On Monday 20th November 2017, the Year 10 Classical Civilisation class weren’t writing essays, or learning facts – they were participating in a festival that originated thousands of years ago in ancient Greece. Yes, the City Dionysia – a 6-day festival in honour of Dionysus, once filled with plays, sacrifice, and parades, recreated in Room 9 of Chislehurst and Sidcup Grammar School on a cloudy Monday morning in period 1.
The students had been researching and preparing for the last 3 lessons in groups of 2-4 (in different denominations – actors, playwrights, organisers, judges, priests, the audience, and reporters) and the day had finally come. It started with setting the room up into a replica of a Greek Theatre – obviously not open air, but with seats and tables in a semicircle, and tiered seating. Two pupils organised this seating arrangement.
Next came the parade, which all groups participated in. The students paraded to the front of the class, round an altar made from a box. The priests stood by the box, on top of which laid a doll that was the sacrifice. Now came the time of the orphans. In the original festival, many orphans of soldiers would be given free schooling and armour. In Chis and Sid’s festival, however, 4 “orphans” paraded piteously around the crowd surrounding the altar and walked to the priests who blessed upon them a sweet or two. The “orphans” then, decidedly happier, returned to the congregation around the altar.

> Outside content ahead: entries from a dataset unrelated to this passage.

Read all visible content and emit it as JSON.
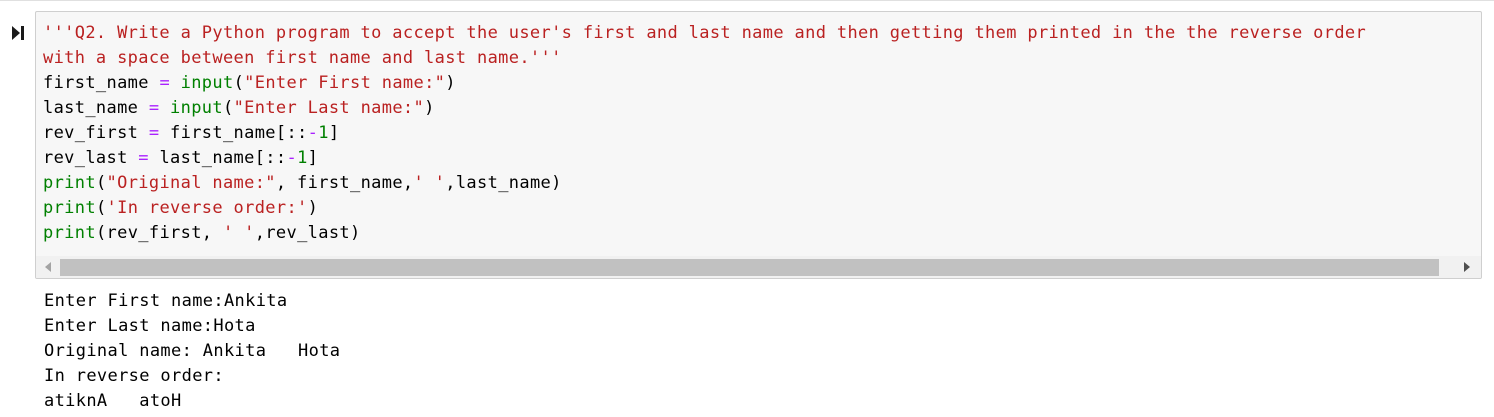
{
  "cell": {
    "run_icon": "run-cell-icon",
    "code_lines": [
      [
        {
          "t": "'''Q2. Write a Python program to accept the user's first and last name and then getting them printed in the the reverse order",
          "c": "str"
        }
      ],
      [
        {
          "t": "with a space between first name and last name.'''",
          "c": "str"
        }
      ],
      [
        {
          "t": "first_name ",
          "c": "name"
        },
        {
          "t": "=",
          "c": "op"
        },
        {
          "t": " ",
          "c": "name"
        },
        {
          "t": "input",
          "c": "bi"
        },
        {
          "t": "(",
          "c": "name"
        },
        {
          "t": "\"Enter First name:\"",
          "c": "str"
        },
        {
          "t": ")",
          "c": "name"
        }
      ],
      [
        {
          "t": "last_name ",
          "c": "name"
        },
        {
          "t": "=",
          "c": "op"
        },
        {
          "t": " ",
          "c": "name"
        },
        {
          "t": "input",
          "c": "bi"
        },
        {
          "t": "(",
          "c": "name"
        },
        {
          "t": "\"Enter Last name:\"",
          "c": "str"
        },
        {
          "t": ")",
          "c": "name"
        }
      ],
      [
        {
          "t": "rev_first ",
          "c": "name"
        },
        {
          "t": "=",
          "c": "op"
        },
        {
          "t": " first_name[::",
          "c": "name"
        },
        {
          "t": "-",
          "c": "op"
        },
        {
          "t": "1",
          "c": "num"
        },
        {
          "t": "]",
          "c": "name"
        }
      ],
      [
        {
          "t": "rev_last ",
          "c": "name"
        },
        {
          "t": "=",
          "c": "op"
        },
        {
          "t": " last_name[::",
          "c": "name"
        },
        {
          "t": "-",
          "c": "op"
        },
        {
          "t": "1",
          "c": "num"
        },
        {
          "t": "]",
          "c": "name"
        }
      ],
      [
        {
          "t": "print",
          "c": "bi"
        },
        {
          "t": "(",
          "c": "name"
        },
        {
          "t": "\"Original name:\"",
          "c": "str"
        },
        {
          "t": ", first_name,",
          "c": "name"
        },
        {
          "t": "' '",
          "c": "str"
        },
        {
          "t": ",last_name)",
          "c": "name"
        }
      ],
      [
        {
          "t": "print",
          "c": "bi"
        },
        {
          "t": "(",
          "c": "name"
        },
        {
          "t": "'In reverse order:'",
          "c": "str"
        },
        {
          "t": ")",
          "c": "name"
        }
      ],
      [
        {
          "t": "print",
          "c": "bi"
        },
        {
          "t": "(rev_first, ",
          "c": "name"
        },
        {
          "t": "' '",
          "c": "str"
        },
        {
          "t": ",rev_last)",
          "c": "name"
        }
      ]
    ],
    "scrollbar": {
      "left_arrow_icon": "scroll-left-arrow-icon",
      "right_arrow_icon": "scroll-right-arrow-icon"
    }
  },
  "output": {
    "lines": [
      "Enter First name:Ankita",
      "Enter Last name:Hota",
      "Original name: Ankita   Hota",
      "In reverse order:",
      "atiknA   atoH"
    ]
  },
  "colors": {
    "string": "#ba2121",
    "builtin": "#008000",
    "operator": "#aa22ff",
    "number": "#008000",
    "cell_background": "#f7f7f7",
    "cell_border": "#cfcfcf"
  }
}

The festival then moved onto the sacrifices. Everyone placed an offering at the altar, then reclaimed it. One person from the audience then directed people to their seats, except the 4 actors who sat at the back. Now came the Proclamation of Honours. A reporter stood at the front, and gave prizes to the actors and a few select members of the audience.
The event we were all waiting for came next – the plays, painstakingly written by the playwrights and performed by the actors. First was “Medrianne”, a play written by two of the playwrights. This was about a man whose wife had run away. He goes to find her and finds a monster, who he thinks is hiding his wife, so there is a struggle. The monster is killed, but before it dies, it reveals it was his wife in disguise. That shocking revelation causes our main character to kill himself, and the lovers lie dead together. This play is very much like the tragedies performed at the original City Dionysia, and even used an ekkyklema, a wheeled-out platform (a table, in these circumstances) on which the dead lie, which the ancient Greeks used as a dramatic device.
The second play, “Dante and Lydia”, was written by the other playwrights, one being yours truly. The plot was that Dante had just returned from war to his pregnant fianceé, Lydia, only to find her crying piteously on the floor. After pressing the matter when she wouldn’t tell him what was wrong, Lydia revealed to him that she had had an affair with Jonius, from Athens, and that her child was his. This made Dante fly into a rage, and he killed her. When finished with the deadly deed, Dante realised what he had done, and killed himself in penance. This play also used an ekkyklema.
Now came the judging. All three judges concluded that “Dante and Lydia” was the clear winner, and the playwrights (not the actors, as per tradition) went up to receive their prize – a crown of laurels, very much like the actual festival. The reporters then explained the City Dionysia, its roots and what would have been done at the festival. Finally, the City Dionysia, for this year’s Classical Civilisations class, had finished.
What did some students think of the event? One said “I found the experience very interesting because we found a fun way of learning about it.” Another said “I really enjoyed creating the festival. It was different to everything else we had done in class, as we had almost complete control over what happened in the lesson. It was new and I think we all had fun.” So, all in all, the City Dionysia was a success.
By Charlotte, year 10